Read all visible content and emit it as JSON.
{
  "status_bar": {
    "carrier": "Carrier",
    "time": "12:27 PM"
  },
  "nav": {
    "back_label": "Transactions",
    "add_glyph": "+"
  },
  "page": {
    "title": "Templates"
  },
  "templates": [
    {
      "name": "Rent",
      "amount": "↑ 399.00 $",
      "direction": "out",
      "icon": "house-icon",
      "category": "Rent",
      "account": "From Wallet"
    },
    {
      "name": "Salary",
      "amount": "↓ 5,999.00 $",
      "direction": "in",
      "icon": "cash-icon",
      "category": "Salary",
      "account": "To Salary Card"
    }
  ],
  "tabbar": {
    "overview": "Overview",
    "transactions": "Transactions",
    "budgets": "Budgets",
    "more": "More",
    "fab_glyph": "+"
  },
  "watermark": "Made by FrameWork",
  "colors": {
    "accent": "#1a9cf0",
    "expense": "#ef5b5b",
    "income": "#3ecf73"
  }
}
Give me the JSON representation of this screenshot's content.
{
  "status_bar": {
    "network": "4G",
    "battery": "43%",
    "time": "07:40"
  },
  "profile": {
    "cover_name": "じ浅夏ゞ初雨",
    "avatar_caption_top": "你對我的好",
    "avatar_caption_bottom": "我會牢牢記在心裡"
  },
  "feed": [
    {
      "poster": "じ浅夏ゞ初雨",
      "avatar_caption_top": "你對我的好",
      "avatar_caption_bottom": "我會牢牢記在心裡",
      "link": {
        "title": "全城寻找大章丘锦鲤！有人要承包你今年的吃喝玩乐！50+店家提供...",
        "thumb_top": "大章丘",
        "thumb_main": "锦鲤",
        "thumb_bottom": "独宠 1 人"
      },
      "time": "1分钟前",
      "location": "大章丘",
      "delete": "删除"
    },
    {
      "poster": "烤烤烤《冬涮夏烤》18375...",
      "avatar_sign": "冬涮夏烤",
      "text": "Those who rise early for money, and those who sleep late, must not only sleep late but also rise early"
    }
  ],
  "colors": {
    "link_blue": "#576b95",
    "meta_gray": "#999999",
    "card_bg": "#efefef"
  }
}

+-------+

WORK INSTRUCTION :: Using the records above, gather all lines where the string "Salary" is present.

EXERCISE RESPONSE ::
      "name": "Salary",
      "category": "Salary",
      "account": "To Salary Card"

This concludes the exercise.